* _PROVIDED RECORDS_
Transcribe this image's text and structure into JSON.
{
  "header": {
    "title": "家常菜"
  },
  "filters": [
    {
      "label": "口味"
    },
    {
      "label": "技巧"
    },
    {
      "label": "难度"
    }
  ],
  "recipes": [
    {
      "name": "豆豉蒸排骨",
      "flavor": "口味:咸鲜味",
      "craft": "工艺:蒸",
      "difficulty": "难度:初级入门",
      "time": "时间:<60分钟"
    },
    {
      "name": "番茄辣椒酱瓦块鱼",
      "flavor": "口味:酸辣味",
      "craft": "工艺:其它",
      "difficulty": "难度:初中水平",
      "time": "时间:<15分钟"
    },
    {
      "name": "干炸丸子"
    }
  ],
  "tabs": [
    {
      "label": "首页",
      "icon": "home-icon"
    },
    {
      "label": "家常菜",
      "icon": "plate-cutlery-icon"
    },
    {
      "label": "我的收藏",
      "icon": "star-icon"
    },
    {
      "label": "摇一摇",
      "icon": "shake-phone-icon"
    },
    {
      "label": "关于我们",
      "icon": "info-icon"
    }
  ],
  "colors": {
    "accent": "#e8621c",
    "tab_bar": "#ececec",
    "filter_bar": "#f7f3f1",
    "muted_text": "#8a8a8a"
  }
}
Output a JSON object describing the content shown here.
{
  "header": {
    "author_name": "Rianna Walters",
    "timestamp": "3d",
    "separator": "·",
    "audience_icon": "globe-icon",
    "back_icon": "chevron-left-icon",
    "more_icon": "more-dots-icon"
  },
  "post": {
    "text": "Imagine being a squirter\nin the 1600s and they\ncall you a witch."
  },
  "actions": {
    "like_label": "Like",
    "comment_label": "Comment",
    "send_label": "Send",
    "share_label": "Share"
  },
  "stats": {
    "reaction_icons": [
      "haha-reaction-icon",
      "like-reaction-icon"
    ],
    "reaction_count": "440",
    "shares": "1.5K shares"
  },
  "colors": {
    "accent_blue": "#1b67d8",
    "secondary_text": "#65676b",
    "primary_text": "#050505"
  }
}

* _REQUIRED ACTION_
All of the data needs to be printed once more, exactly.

* _YOUR RESPONSE_
Transcribe this image's text and structure into JSON.
{
  "header": {
    "title": "家常菜"
  },
  "filters": [
    {
      "label": "口味"
    },
    {
      "label": "技巧"
    },
    {
      "label": "难度"
    }
  ],
  "recipes": [
    {
      "name": "豆豉蒸排骨",
      "flavor": "口味:咸鲜味",
      "craft": "工艺:蒸",
      "difficulty": "难度:初级入门",
      "time": "时间:<60分钟"
    },
    {
      "name": "番茄辣椒酱瓦块鱼",
      "flavor": "口味:酸辣味",
      "craft": "工艺:其它",
      "difficulty": "难度:初中水平",
      "time": "时间:<15分钟"
    },
    {
      "name": "干炸丸子"
    }
  ],
  "tabs": [
    {
      "label": "首页",
      "icon": "home-icon"
    },
    {
      "label": "家常菜",
      "icon": "plate-cutlery-icon"
    },
    {
      "label": "我的收藏",
      "icon": "star-icon"
    },
    {
      "label": "摇一摇",
      "icon": "shake-phone-icon"
    },
    {
      "label": "关于我们",
      "icon": "info-icon"
    }
  ],
  "colors": {
    "accent": "#e8621c",
    "tab_bar": "#ececec",
    "filter_bar": "#f7f3f1",
    "muted_text": "#8a8a8a"
  }
}
Output a JSON object describing the content shown here.
{
  "header": {
    "author_name": "Rianna Walters",
    "timestamp": "3d",
    "separator": "·",
    "audience_icon": "globe-icon",
    "back_icon": "chevron-left-icon",
    "more_icon": "more-dots-icon"
  },
  "post": {
    "text": "Imagine being a squirter\nin the 1600s and they\ncall you a witch."
  },
  "actions": {
    "like_label": "Like",
    "comment_label": "Comment",
    "send_label": "Send",
    "share_label": "Share"
  },
  "stats": {
    "reaction_icons": [
      "haha-reaction-icon",
      "like-reaction-icon"
    ],
    "reaction_count": "440",
    "shares": "1.5K shares"
  },
  "colors": {
    "accent_blue": "#1b67d8",
    "secondary_text": "#65676b",
    "primary_text": "#050505"
  }
}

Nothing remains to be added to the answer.